About this task:
For each line of the data below that contains "legend", return that line.

Information:
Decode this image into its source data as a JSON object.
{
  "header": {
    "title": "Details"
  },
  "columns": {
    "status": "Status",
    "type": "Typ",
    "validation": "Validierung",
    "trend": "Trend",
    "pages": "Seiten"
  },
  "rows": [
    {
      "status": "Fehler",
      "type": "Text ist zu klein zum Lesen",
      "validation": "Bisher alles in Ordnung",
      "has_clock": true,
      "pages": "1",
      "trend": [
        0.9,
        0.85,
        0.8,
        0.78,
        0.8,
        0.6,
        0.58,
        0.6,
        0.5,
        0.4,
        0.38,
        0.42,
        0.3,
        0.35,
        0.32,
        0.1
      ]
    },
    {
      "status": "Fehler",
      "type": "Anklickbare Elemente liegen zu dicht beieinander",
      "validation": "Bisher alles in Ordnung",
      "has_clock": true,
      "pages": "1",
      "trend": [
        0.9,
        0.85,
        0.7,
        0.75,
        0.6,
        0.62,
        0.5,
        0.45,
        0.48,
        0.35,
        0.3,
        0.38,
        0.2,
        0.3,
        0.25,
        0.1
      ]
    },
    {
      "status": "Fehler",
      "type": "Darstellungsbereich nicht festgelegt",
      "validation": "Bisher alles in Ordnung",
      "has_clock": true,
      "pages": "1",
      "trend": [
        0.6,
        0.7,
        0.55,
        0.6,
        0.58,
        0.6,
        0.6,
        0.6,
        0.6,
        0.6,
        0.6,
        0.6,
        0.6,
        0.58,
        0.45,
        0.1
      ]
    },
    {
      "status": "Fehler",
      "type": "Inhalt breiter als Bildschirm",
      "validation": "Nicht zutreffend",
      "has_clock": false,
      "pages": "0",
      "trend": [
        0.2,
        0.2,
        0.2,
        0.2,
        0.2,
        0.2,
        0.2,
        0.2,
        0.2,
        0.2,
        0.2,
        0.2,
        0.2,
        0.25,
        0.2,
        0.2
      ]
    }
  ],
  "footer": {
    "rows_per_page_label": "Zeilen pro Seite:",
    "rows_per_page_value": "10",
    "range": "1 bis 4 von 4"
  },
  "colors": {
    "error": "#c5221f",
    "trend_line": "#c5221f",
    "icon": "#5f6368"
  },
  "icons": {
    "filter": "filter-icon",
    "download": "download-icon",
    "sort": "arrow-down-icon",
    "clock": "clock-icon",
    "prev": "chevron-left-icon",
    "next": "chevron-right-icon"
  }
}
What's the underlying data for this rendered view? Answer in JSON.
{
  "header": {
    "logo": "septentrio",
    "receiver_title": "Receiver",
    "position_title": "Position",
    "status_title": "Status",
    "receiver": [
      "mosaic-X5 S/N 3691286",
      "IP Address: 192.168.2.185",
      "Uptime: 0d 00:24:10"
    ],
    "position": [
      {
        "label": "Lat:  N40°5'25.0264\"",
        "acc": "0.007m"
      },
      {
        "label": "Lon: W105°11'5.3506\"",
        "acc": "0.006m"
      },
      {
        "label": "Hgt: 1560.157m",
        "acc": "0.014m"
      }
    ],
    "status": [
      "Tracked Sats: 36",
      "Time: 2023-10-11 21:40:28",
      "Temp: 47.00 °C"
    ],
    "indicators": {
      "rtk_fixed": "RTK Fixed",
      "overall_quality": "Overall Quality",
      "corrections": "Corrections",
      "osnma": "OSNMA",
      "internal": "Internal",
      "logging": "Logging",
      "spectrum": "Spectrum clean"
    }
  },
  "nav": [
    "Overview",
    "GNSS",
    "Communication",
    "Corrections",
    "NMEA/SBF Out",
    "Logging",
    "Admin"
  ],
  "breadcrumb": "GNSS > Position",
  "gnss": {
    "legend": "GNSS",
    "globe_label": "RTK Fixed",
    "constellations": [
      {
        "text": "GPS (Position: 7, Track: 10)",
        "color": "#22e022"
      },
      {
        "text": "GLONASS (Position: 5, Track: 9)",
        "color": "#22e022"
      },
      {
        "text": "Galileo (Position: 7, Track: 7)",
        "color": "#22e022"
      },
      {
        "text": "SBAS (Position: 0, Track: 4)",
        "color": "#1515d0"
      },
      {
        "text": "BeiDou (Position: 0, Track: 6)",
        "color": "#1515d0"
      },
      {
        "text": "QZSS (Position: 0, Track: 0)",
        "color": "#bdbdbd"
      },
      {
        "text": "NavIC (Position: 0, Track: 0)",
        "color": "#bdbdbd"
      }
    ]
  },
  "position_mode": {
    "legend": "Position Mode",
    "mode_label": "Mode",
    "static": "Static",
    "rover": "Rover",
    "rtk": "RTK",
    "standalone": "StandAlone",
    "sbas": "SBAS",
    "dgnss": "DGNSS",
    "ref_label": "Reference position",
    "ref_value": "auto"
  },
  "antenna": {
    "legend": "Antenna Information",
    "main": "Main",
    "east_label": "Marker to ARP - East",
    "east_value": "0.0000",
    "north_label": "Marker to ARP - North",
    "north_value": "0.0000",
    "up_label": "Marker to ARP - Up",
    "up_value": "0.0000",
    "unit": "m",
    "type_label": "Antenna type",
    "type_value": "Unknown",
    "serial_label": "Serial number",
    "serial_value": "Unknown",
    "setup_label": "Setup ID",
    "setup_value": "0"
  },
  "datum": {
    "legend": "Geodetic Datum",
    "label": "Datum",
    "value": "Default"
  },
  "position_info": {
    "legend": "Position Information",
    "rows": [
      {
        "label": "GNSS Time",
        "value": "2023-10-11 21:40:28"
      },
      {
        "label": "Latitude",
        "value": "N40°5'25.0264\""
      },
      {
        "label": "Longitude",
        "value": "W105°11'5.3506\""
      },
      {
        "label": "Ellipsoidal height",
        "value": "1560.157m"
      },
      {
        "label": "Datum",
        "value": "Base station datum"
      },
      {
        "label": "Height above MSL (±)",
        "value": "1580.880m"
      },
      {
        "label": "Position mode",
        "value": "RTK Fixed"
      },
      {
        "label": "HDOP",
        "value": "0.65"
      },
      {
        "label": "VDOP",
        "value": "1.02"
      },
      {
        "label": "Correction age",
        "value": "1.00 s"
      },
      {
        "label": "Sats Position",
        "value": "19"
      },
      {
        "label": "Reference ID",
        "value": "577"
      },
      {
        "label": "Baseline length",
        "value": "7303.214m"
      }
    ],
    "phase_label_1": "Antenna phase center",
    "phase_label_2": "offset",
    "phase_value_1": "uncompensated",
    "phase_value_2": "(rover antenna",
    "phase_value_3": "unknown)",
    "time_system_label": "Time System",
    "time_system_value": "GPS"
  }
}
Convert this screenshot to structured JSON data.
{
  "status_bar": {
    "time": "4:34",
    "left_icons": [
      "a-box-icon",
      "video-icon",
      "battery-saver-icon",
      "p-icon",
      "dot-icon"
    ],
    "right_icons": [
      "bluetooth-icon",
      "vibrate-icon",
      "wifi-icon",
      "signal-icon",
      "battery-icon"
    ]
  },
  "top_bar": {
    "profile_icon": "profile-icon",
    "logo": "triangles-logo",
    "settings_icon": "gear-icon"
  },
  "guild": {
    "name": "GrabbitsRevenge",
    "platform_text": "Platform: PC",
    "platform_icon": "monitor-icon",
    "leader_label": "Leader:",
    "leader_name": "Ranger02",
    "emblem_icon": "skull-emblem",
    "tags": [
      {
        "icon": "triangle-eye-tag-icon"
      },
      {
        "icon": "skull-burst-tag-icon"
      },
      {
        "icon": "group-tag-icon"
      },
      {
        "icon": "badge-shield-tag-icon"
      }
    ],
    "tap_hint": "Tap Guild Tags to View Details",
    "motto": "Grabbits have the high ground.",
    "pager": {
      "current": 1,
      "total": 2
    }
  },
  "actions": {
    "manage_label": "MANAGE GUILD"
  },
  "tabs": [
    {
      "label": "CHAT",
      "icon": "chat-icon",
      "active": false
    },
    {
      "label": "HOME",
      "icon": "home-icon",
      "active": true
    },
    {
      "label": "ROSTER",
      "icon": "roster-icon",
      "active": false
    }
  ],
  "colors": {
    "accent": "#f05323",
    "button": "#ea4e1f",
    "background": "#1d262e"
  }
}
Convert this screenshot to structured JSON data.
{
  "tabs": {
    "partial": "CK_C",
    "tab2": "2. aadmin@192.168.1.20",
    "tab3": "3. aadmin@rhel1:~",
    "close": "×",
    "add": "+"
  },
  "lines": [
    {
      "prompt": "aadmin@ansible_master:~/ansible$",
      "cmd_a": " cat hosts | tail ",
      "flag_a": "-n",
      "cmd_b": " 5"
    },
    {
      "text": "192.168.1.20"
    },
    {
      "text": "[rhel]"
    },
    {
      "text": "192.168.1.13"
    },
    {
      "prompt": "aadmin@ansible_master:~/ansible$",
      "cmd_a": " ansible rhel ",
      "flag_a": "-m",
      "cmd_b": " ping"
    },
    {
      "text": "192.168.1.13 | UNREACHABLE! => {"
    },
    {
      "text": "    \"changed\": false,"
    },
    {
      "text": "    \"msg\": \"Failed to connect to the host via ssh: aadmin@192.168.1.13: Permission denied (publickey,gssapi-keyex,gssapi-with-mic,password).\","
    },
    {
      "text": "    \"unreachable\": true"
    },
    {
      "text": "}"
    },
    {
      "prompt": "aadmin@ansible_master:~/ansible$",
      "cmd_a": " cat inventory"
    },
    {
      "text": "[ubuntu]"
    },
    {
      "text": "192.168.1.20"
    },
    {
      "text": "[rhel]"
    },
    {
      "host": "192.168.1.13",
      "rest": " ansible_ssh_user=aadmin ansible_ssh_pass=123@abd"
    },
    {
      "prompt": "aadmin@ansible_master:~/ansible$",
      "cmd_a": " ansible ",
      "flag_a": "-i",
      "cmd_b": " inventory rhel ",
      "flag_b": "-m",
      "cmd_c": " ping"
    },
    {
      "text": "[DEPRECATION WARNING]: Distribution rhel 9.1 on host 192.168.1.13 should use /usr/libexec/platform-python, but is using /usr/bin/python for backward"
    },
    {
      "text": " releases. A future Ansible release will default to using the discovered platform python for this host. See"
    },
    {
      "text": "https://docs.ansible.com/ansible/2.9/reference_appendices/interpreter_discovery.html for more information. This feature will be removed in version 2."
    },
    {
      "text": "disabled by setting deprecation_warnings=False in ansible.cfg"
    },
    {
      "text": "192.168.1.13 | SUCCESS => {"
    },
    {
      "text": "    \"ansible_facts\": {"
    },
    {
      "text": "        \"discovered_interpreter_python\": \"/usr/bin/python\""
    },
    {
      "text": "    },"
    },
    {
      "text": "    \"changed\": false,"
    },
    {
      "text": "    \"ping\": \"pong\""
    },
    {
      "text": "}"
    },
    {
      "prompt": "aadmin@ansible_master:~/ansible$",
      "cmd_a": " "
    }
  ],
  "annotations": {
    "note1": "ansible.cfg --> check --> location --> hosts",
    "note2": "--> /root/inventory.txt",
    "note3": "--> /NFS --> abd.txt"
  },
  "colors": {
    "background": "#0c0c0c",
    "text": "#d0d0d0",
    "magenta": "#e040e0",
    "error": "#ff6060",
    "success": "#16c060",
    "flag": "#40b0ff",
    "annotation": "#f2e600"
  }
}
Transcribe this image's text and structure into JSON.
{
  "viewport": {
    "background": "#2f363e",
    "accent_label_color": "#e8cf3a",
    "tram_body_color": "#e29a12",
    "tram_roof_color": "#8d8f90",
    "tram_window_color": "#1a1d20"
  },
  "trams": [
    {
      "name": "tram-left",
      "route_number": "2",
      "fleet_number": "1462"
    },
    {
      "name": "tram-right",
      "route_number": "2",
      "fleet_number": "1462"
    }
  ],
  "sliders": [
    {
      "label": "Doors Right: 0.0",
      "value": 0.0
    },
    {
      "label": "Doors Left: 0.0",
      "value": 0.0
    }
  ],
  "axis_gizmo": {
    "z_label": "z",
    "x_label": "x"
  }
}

Exercise solution:
    "legend": "GNSS",
    "legend": "Position Mode",
    "legend": "Antenna Information",
    "legend": "Geodetic Datum",
    "legend": "Position Information",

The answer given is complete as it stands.